Records from a data source:
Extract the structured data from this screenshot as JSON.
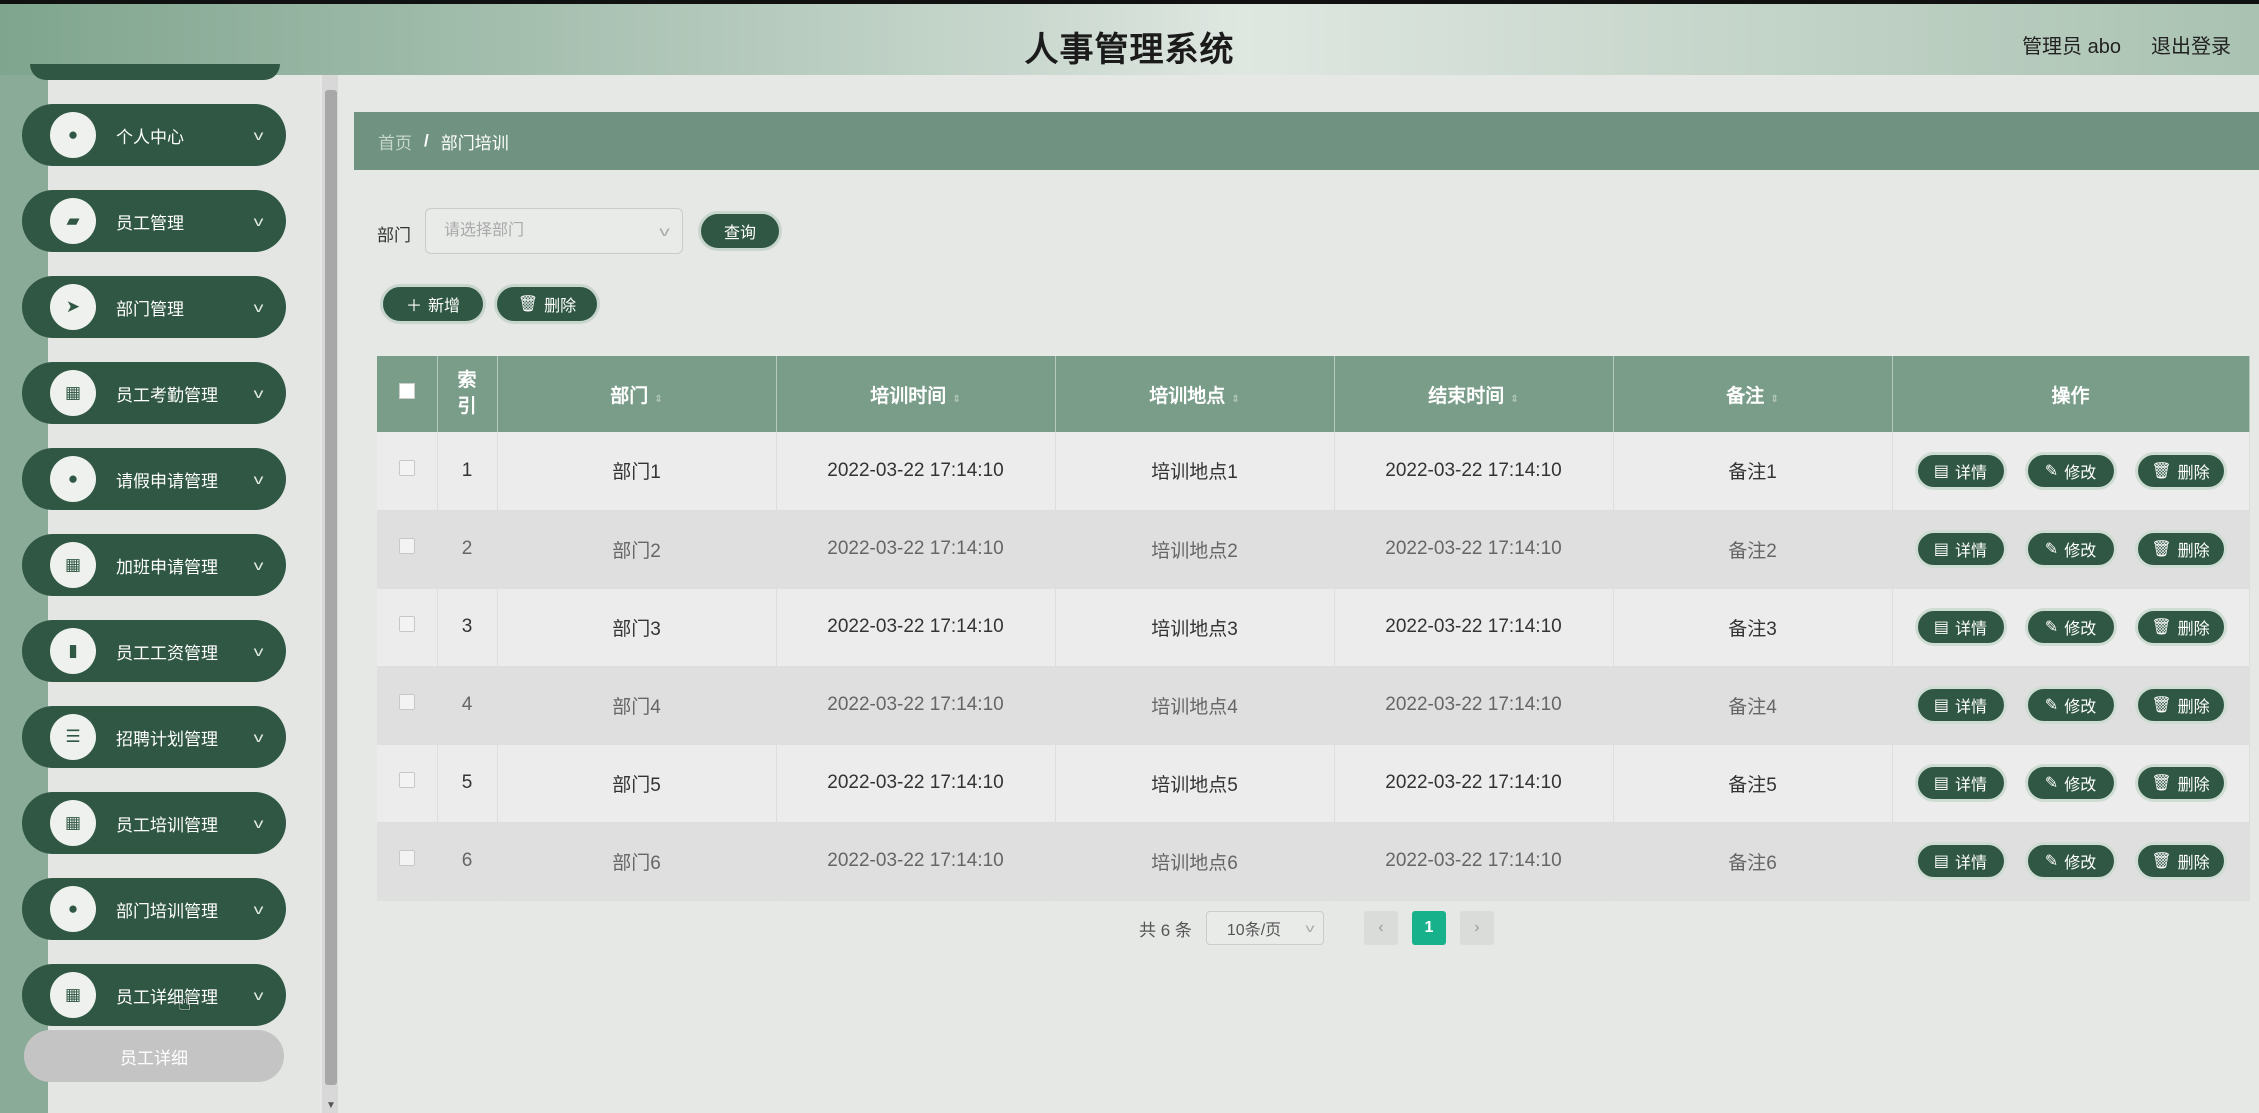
{
  "header": {
    "title": "人事管理系统",
    "user": "管理员 abo",
    "logout": "退出登录"
  },
  "sidebar": {
    "items": [
      {
        "label": "个人中心",
        "icon": "user-icon"
      },
      {
        "label": "员工管理",
        "icon": "briefcase-icon"
      },
      {
        "label": "部门管理",
        "icon": "send-icon"
      },
      {
        "label": "员工考勤管理",
        "icon": "grid-icon"
      },
      {
        "label": "请假申请管理",
        "icon": "user-icon"
      },
      {
        "label": "加班申请管理",
        "icon": "grid-icon"
      },
      {
        "label": "员工工资管理",
        "icon": "bar-chart-icon"
      },
      {
        "label": "招聘计划管理",
        "icon": "list-icon"
      },
      {
        "label": "员工培训管理",
        "icon": "grid-icon"
      },
      {
        "label": "部门培训管理",
        "icon": "user-icon"
      },
      {
        "label": "员工详细管理",
        "icon": "grid-icon"
      }
    ],
    "sub_item": "员工详细"
  },
  "breadcrumb": {
    "home": "首页",
    "separator": "/",
    "current": "部门培训"
  },
  "filter": {
    "label": "部门",
    "placeholder": "请选择部门",
    "query_button": "查询"
  },
  "actions": {
    "add": "新增",
    "delete": "删除"
  },
  "table": {
    "headers": [
      "索引",
      "部门",
      "培训时间",
      "培训地点",
      "结束时间",
      "备注",
      "操作"
    ],
    "rows": [
      {
        "index": "1",
        "dept": "部门1",
        "train_time": "2022-03-22 17:14:10",
        "location": "培训地点1",
        "end_time": "2022-03-22 17:14:10",
        "note": "备注1"
      },
      {
        "index": "2",
        "dept": "部门2",
        "train_time": "2022-03-22 17:14:10",
        "location": "培训地点2",
        "end_time": "2022-03-22 17:14:10",
        "note": "备注2"
      },
      {
        "index": "3",
        "dept": "部门3",
        "train_time": "2022-03-22 17:14:10",
        "location": "培训地点3",
        "end_time": "2022-03-22 17:14:10",
        "note": "备注3"
      },
      {
        "index": "4",
        "dept": "部门4",
        "train_time": "2022-03-22 17:14:10",
        "location": "培训地点4",
        "end_time": "2022-03-22 17:14:10",
        "note": "备注4"
      },
      {
        "index": "5",
        "dept": "部门5",
        "train_time": "2022-03-22 17:14:10",
        "location": "培训地点5",
        "end_time": "2022-03-22 17:14:10",
        "note": "备注5"
      },
      {
        "index": "6",
        "dept": "部门6",
        "train_time": "2022-03-22 17:14:10",
        "location": "培训地点6",
        "end_time": "2022-03-22 17:14:10",
        "note": "备注6"
      }
    ],
    "row_actions": {
      "detail": "详情",
      "edit": "修改",
      "delete": "删除"
    }
  },
  "pagination": {
    "total": "共 6 条",
    "page_size": "10条/页",
    "prev": "‹",
    "current": "1",
    "next": "›"
  },
  "colors": {
    "primary": "#2f5743",
    "header_row": "#7a9d89",
    "breadcrumb": "#6f9380",
    "active_page": "#17b28b"
  }
}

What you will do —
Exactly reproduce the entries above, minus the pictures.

Exercise response —
Extract the structured data from this screenshot as JSON.
{
  "header": {
    "title": "人事管理系统",
    "user": "管理员 abo",
    "logout": "退出登录"
  },
  "sidebar": {
    "items": [
      {
        "label": "个人中心",
        "icon": "user-icon"
      },
      {
        "label": "员工管理",
        "icon": "briefcase-icon"
      },
      {
        "label": "部门管理",
        "icon": "send-icon"
      },
      {
        "label": "员工考勤管理",
        "icon": "grid-icon"
      },
      {
        "label": "请假申请管理",
        "icon": "user-icon"
      },
      {
        "label": "加班申请管理",
        "icon": "grid-icon"
      },
      {
        "label": "员工工资管理",
        "icon": "bar-chart-icon"
      },
      {
        "label": "招聘计划管理",
        "icon": "list-icon"
      },
      {
        "label": "员工培训管理",
        "icon": "grid-icon"
      },
      {
        "label": "部门培训管理",
        "icon": "user-icon"
      },
      {
        "label": "员工详细管理",
        "icon": "grid-icon"
      }
    ],
    "sub_item": "员工详细"
  },
  "breadcrumb": {
    "home": "首页",
    "separator": "/",
    "current": "部门培训"
  },
  "filter": {
    "label": "部门",
    "placeholder": "请选择部门",
    "query_button": "查询"
  },
  "actions": {
    "add": "新增",
    "delete": "删除"
  },
  "table": {
    "headers": [
      "索引",
      "部门",
      "培训时间",
      "培训地点",
      "结束时间",
      "备注",
      "操作"
    ],
    "rows": [
      {
        "index": "1",
        "dept": "部门1",
        "train_time": "2022-03-22 17:14:10",
        "location": "培训地点1",
        "end_time": "2022-03-22 17:14:10",
        "note": "备注1"
      },
      {
        "index": "2",
        "dept": "部门2",
        "train_time": "2022-03-22 17:14:10",
        "location": "培训地点2",
        "end_time": "2022-03-22 17:14:10",
        "note": "备注2"
      },
      {
        "index": "3",
        "dept": "部门3",
        "train_time": "2022-03-22 17:14:10",
        "location": "培训地点3",
        "end_time": "2022-03-22 17:14:10",
        "note": "备注3"
      },
      {
        "index": "4",
        "dept": "部门4",
        "train_time": "2022-03-22 17:14:10",
        "location": "培训地点4",
        "end_time": "2022-03-22 17:14:10",
        "note": "备注4"
      },
      {
        "index": "5",
        "dept": "部门5",
        "train_time": "2022-03-22 17:14:10",
        "location": "培训地点5",
        "end_time": "2022-03-22 17:14:10",
        "note": "备注5"
      },
      {
        "index": "6",
        "dept": "部门6",
        "train_time": "2022-03-22 17:14:10",
        "location": "培训地点6",
        "end_time": "2022-03-22 17:14:10",
        "note": "备注6"
      }
    ],
    "row_actions": {
      "detail": "详情",
      "edit": "修改",
      "delete": "删除"
    }
  },
  "pagination": {
    "total": "共 6 条",
    "page_size": "10条/页",
    "prev": "‹",
    "current": "1",
    "next": "›"
  },
  "colors": {
    "primary": "#2f5743",
    "header_row": "#7a9d89",
    "breadcrumb": "#6f9380",
    "active_page": "#17b28b"
  }
}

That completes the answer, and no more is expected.